**What you have to do**
Copy all lines below containing "order".

++++ Supplied records

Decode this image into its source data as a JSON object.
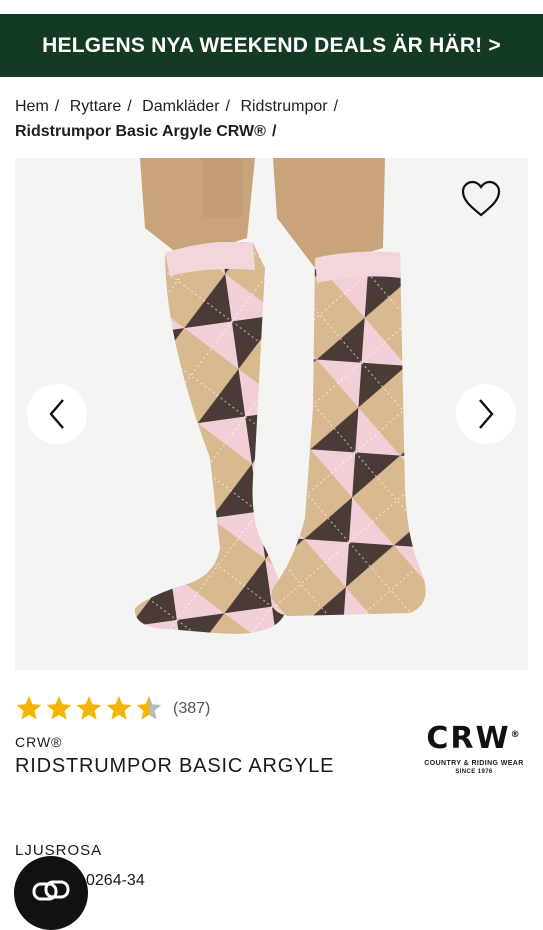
{
  "banner": {
    "text": "HELGENS NYA WEEKEND DEALS ÄR HÄR! >"
  },
  "breadcrumb": {
    "items": [
      "Hem",
      "Ryttare",
      "Damkläder",
      "Ridstrumpor"
    ],
    "separator": "/",
    "current": "Ridstrumpor Basic Argyle CRW®"
  },
  "gallery": {
    "prev_icon": "chevron-left-icon",
    "next_icon": "chevron-right-icon",
    "favorite_icon": "heart-outline-icon"
  },
  "rating": {
    "value": 4.5,
    "max": 5,
    "count_label": "(387)",
    "star_color": "#f5b400"
  },
  "product": {
    "brand": "CRW®",
    "name": "RIDSTRUMPOR BASIC ARGYLE",
    "color": "LJUSROSA",
    "sku": "0264-34"
  },
  "brand_logo": {
    "word": "CRW",
    "mark": "®",
    "tagline": "COUNTRY & RIDING WEAR",
    "since": "SINCE 1976"
  },
  "chat": {
    "icon": "chat-bubbles-icon"
  },
  "colors": {
    "banner_bg": "#143a23",
    "sock_pink": "#f1cfd6",
    "sock_tan": "#d9b98f",
    "sock_brown": "#4a3b37"
  }
}
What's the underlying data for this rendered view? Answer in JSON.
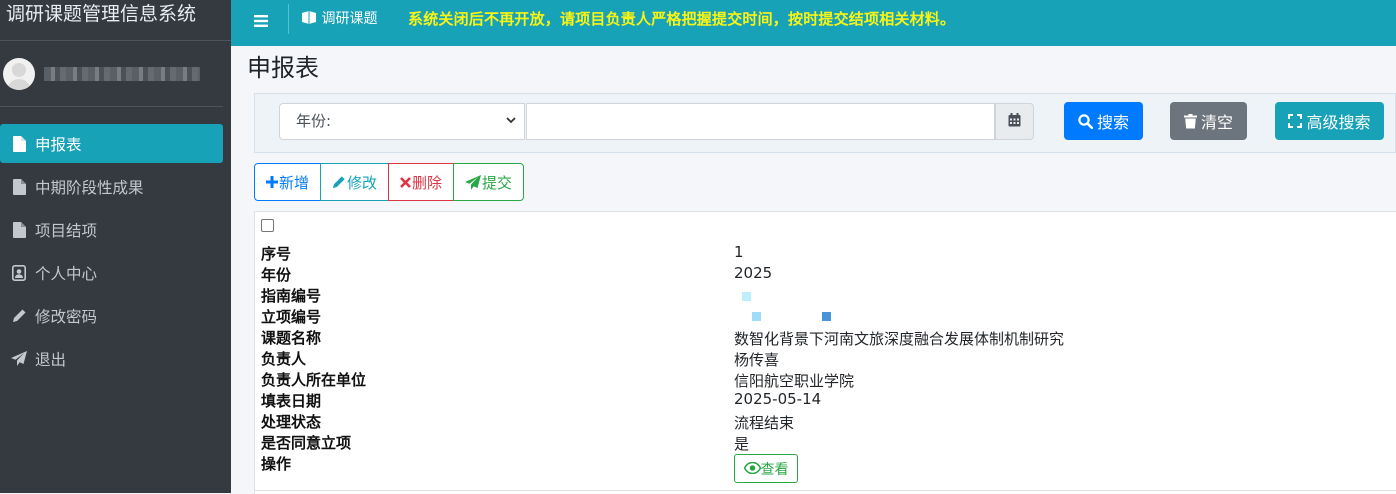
{
  "app": {
    "title": "调研课题管理信息系统"
  },
  "sidebar": {
    "items": [
      {
        "label": "申报表",
        "icon": "file-icon",
        "active": true
      },
      {
        "label": "中期阶段性成果",
        "icon": "file-icon",
        "active": false
      },
      {
        "label": "项目结项",
        "icon": "file-icon",
        "active": false
      },
      {
        "label": "个人中心",
        "icon": "user-card-icon",
        "active": false
      },
      {
        "label": "修改密码",
        "icon": "pencil-icon",
        "active": false
      },
      {
        "label": "退出",
        "icon": "paper-plane-icon",
        "active": false
      }
    ]
  },
  "topbar": {
    "module": "调研课题",
    "notice": "系统关闭后不再开放，请项目负责人严格把握提交时间，按时提交结项相关材料。"
  },
  "page": {
    "title": "申报表"
  },
  "search": {
    "year_select": "年份:",
    "search_label": "搜索",
    "clear_label": "清空",
    "advanced_label": "高级搜索"
  },
  "toolbar": {
    "add": "新增",
    "edit": "修改",
    "delete": "删除",
    "submit": "提交"
  },
  "record": {
    "fields": [
      "序号",
      "年份",
      "指南编号",
      "立项编号",
      "课题名称",
      "负责人",
      "负责人所在单位",
      "填表日期",
      "处理状态",
      "是否同意立项",
      "操作"
    ],
    "values": {
      "no": "1",
      "year": "2025",
      "title": "数智化背景下河南文旅深度融合发展体制机制研究",
      "leader": "杨传喜",
      "unit": "信阳航空职业学院",
      "date": "2025-05-14",
      "status": "流程结束",
      "approved": "是",
      "view": "查看"
    }
  },
  "colors": {
    "accent": "#17a2b8",
    "sidebar": "#343a40",
    "notice": "#f8f414"
  }
}
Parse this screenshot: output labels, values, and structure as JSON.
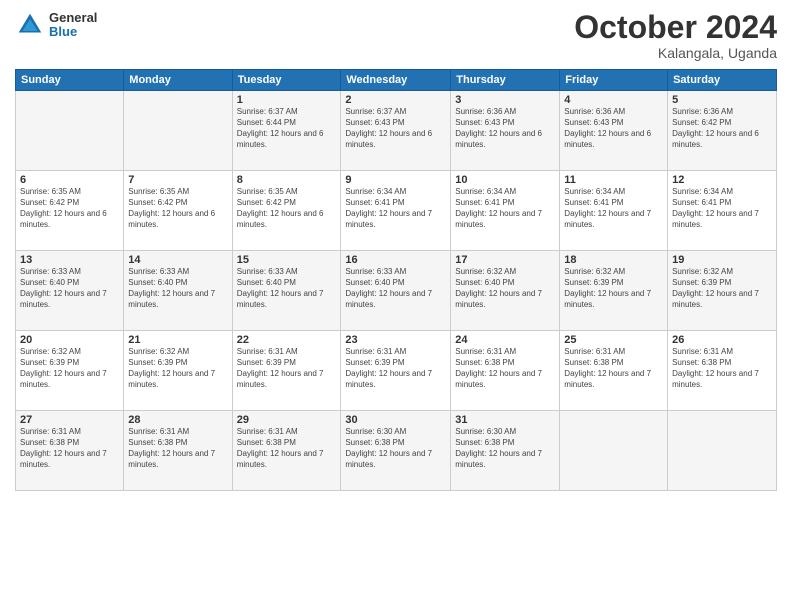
{
  "header": {
    "logo_general": "General",
    "logo_blue": "Blue",
    "month_title": "October 2024",
    "location": "Kalangala, Uganda"
  },
  "days_of_week": [
    "Sunday",
    "Monday",
    "Tuesday",
    "Wednesday",
    "Thursday",
    "Friday",
    "Saturday"
  ],
  "weeks": [
    [
      {
        "day": "",
        "info": ""
      },
      {
        "day": "",
        "info": ""
      },
      {
        "day": "1",
        "info": "Sunrise: 6:37 AM\nSunset: 6:44 PM\nDaylight: 12 hours and 6 minutes."
      },
      {
        "day": "2",
        "info": "Sunrise: 6:37 AM\nSunset: 6:43 PM\nDaylight: 12 hours and 6 minutes."
      },
      {
        "day": "3",
        "info": "Sunrise: 6:36 AM\nSunset: 6:43 PM\nDaylight: 12 hours and 6 minutes."
      },
      {
        "day": "4",
        "info": "Sunrise: 6:36 AM\nSunset: 6:43 PM\nDaylight: 12 hours and 6 minutes."
      },
      {
        "day": "5",
        "info": "Sunrise: 6:36 AM\nSunset: 6:42 PM\nDaylight: 12 hours and 6 minutes."
      }
    ],
    [
      {
        "day": "6",
        "info": "Sunrise: 6:35 AM\nSunset: 6:42 PM\nDaylight: 12 hours and 6 minutes."
      },
      {
        "day": "7",
        "info": "Sunrise: 6:35 AM\nSunset: 6:42 PM\nDaylight: 12 hours and 6 minutes."
      },
      {
        "day": "8",
        "info": "Sunrise: 6:35 AM\nSunset: 6:42 PM\nDaylight: 12 hours and 6 minutes."
      },
      {
        "day": "9",
        "info": "Sunrise: 6:34 AM\nSunset: 6:41 PM\nDaylight: 12 hours and 7 minutes."
      },
      {
        "day": "10",
        "info": "Sunrise: 6:34 AM\nSunset: 6:41 PM\nDaylight: 12 hours and 7 minutes."
      },
      {
        "day": "11",
        "info": "Sunrise: 6:34 AM\nSunset: 6:41 PM\nDaylight: 12 hours and 7 minutes."
      },
      {
        "day": "12",
        "info": "Sunrise: 6:34 AM\nSunset: 6:41 PM\nDaylight: 12 hours and 7 minutes."
      }
    ],
    [
      {
        "day": "13",
        "info": "Sunrise: 6:33 AM\nSunset: 6:40 PM\nDaylight: 12 hours and 7 minutes."
      },
      {
        "day": "14",
        "info": "Sunrise: 6:33 AM\nSunset: 6:40 PM\nDaylight: 12 hours and 7 minutes."
      },
      {
        "day": "15",
        "info": "Sunrise: 6:33 AM\nSunset: 6:40 PM\nDaylight: 12 hours and 7 minutes."
      },
      {
        "day": "16",
        "info": "Sunrise: 6:33 AM\nSunset: 6:40 PM\nDaylight: 12 hours and 7 minutes."
      },
      {
        "day": "17",
        "info": "Sunrise: 6:32 AM\nSunset: 6:40 PM\nDaylight: 12 hours and 7 minutes."
      },
      {
        "day": "18",
        "info": "Sunrise: 6:32 AM\nSunset: 6:39 PM\nDaylight: 12 hours and 7 minutes."
      },
      {
        "day": "19",
        "info": "Sunrise: 6:32 AM\nSunset: 6:39 PM\nDaylight: 12 hours and 7 minutes."
      }
    ],
    [
      {
        "day": "20",
        "info": "Sunrise: 6:32 AM\nSunset: 6:39 PM\nDaylight: 12 hours and 7 minutes."
      },
      {
        "day": "21",
        "info": "Sunrise: 6:32 AM\nSunset: 6:39 PM\nDaylight: 12 hours and 7 minutes."
      },
      {
        "day": "22",
        "info": "Sunrise: 6:31 AM\nSunset: 6:39 PM\nDaylight: 12 hours and 7 minutes."
      },
      {
        "day": "23",
        "info": "Sunrise: 6:31 AM\nSunset: 6:39 PM\nDaylight: 12 hours and 7 minutes."
      },
      {
        "day": "24",
        "info": "Sunrise: 6:31 AM\nSunset: 6:38 PM\nDaylight: 12 hours and 7 minutes."
      },
      {
        "day": "25",
        "info": "Sunrise: 6:31 AM\nSunset: 6:38 PM\nDaylight: 12 hours and 7 minutes."
      },
      {
        "day": "26",
        "info": "Sunrise: 6:31 AM\nSunset: 6:38 PM\nDaylight: 12 hours and 7 minutes."
      }
    ],
    [
      {
        "day": "27",
        "info": "Sunrise: 6:31 AM\nSunset: 6:38 PM\nDaylight: 12 hours and 7 minutes."
      },
      {
        "day": "28",
        "info": "Sunrise: 6:31 AM\nSunset: 6:38 PM\nDaylight: 12 hours and 7 minutes."
      },
      {
        "day": "29",
        "info": "Sunrise: 6:31 AM\nSunset: 6:38 PM\nDaylight: 12 hours and 7 minutes."
      },
      {
        "day": "30",
        "info": "Sunrise: 6:30 AM\nSunset: 6:38 PM\nDaylight: 12 hours and 7 minutes."
      },
      {
        "day": "31",
        "info": "Sunrise: 6:30 AM\nSunset: 6:38 PM\nDaylight: 12 hours and 7 minutes."
      },
      {
        "day": "",
        "info": ""
      },
      {
        "day": "",
        "info": ""
      }
    ]
  ]
}
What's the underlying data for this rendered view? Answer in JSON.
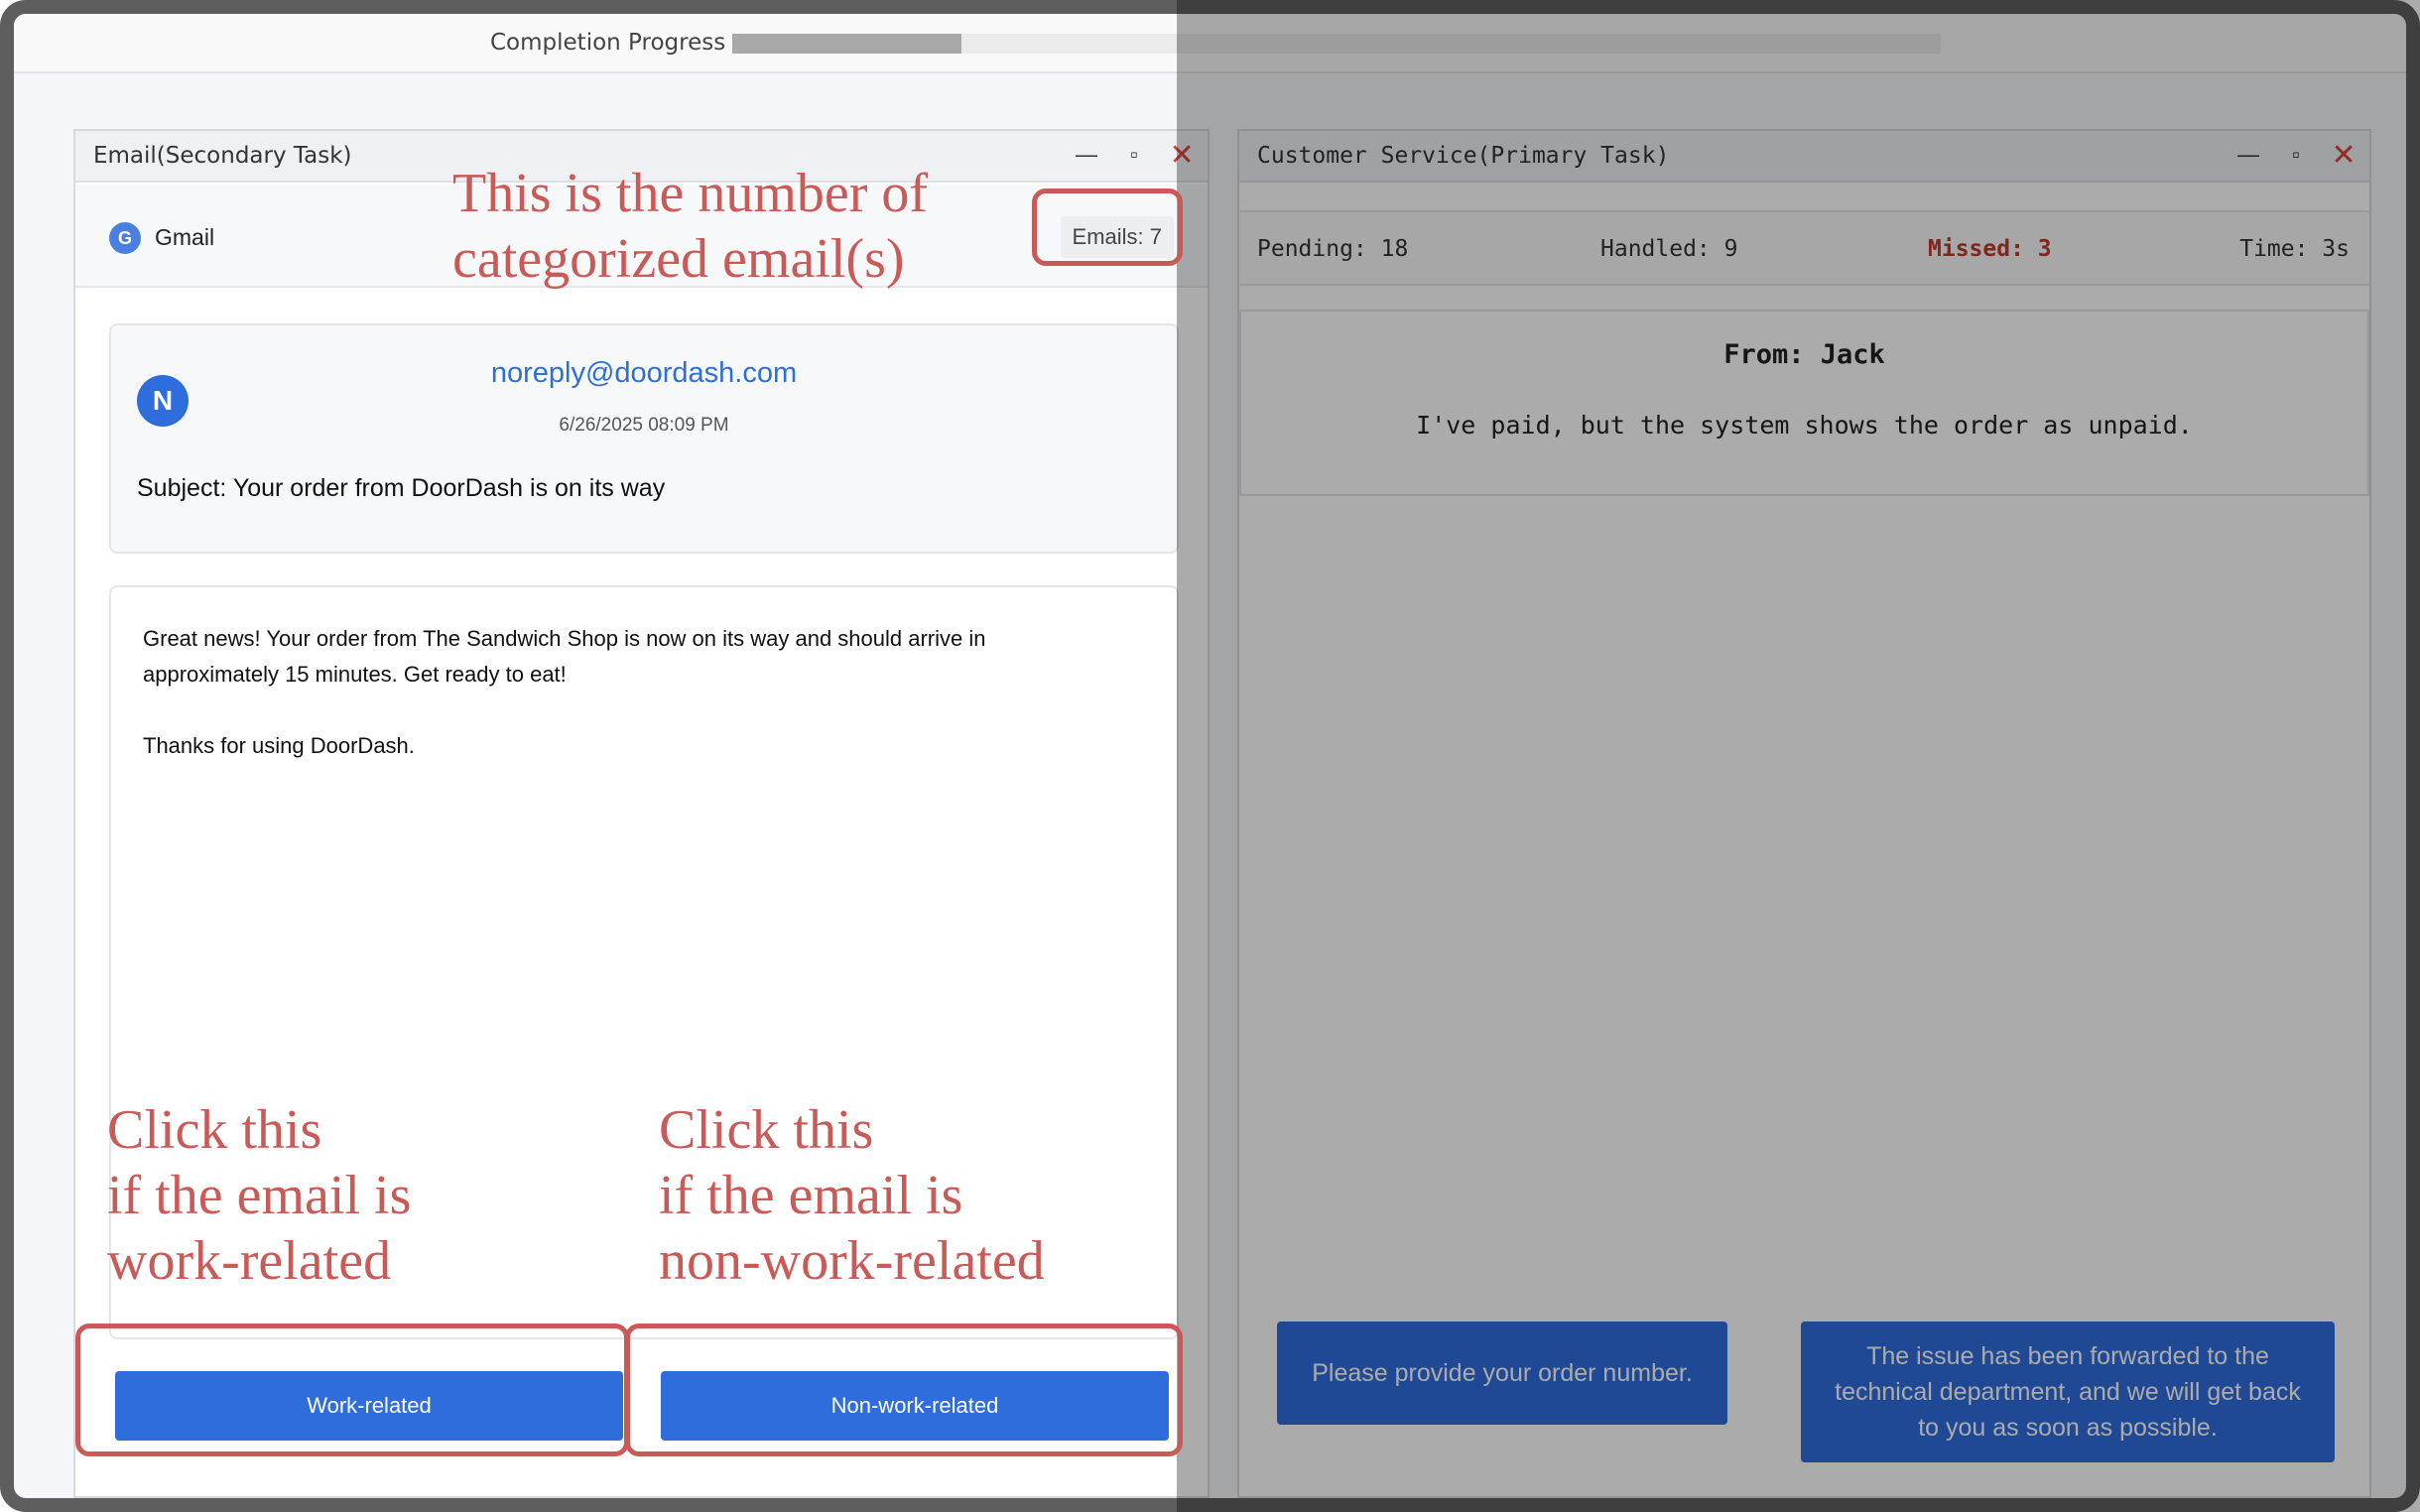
{
  "progress": {
    "label": "Completion Progress",
    "fraction": 0.19
  },
  "email_window": {
    "title": "Email(Secondary Task)",
    "app_name": "Gmail",
    "app_logo_letter": "G",
    "email_count": "Emails: 7",
    "email": {
      "avatar_letter": "N",
      "sender": "noreply@doordash.com",
      "date": "6/26/2025 08:09 PM",
      "subject": "Subject: Your order from DoorDash is on its way",
      "body": [
        "Great news! Your order from The Sandwich Shop is now on its way and should arrive in approximately 15 minutes. Get ready to eat!",
        "Thanks for using DoorDash."
      ]
    },
    "buttons": {
      "work": "Work-related",
      "nonwork": "Non-work-related"
    }
  },
  "cs_window": {
    "title": "Customer Service(Primary Task)",
    "stats": {
      "pending": "Pending: 18",
      "handled": "Handled: 9",
      "missed": "Missed: 3",
      "time": "Time: 3s"
    },
    "message": {
      "from": "From: Jack",
      "text": "I've paid, but the system shows the order as unpaid."
    },
    "replies": [
      "Please provide your order number.",
      "The issue has been forwarded to the technical department, and we will get back to you as soon as possible."
    ]
  },
  "window_controls": {
    "minimize": "—",
    "maximize": "▫",
    "close": "✕"
  },
  "annotations": {
    "count_note": [
      "This is the number of",
      "categorized email(s)"
    ],
    "work_note": [
      "Click this",
      "if the email is",
      "work-related"
    ],
    "nonwork_note": [
      "Click this",
      "if the email is",
      "non-work-related"
    ]
  },
  "colors": {
    "accent": "#2f6ddd",
    "annotation": "#c95a58",
    "missed": "#c0392b"
  }
}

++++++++

**Solution for this problem**
      "subject": "Subject: Your order from DoorDash is on its way",
        "Great news! Your order from The Sandwich Shop is now on its way and should arrive in approximately 15 minutes. Get ready to eat!",
      "text": "I've paid, but the system shows the order as unpaid."
      "Please provide your order number.",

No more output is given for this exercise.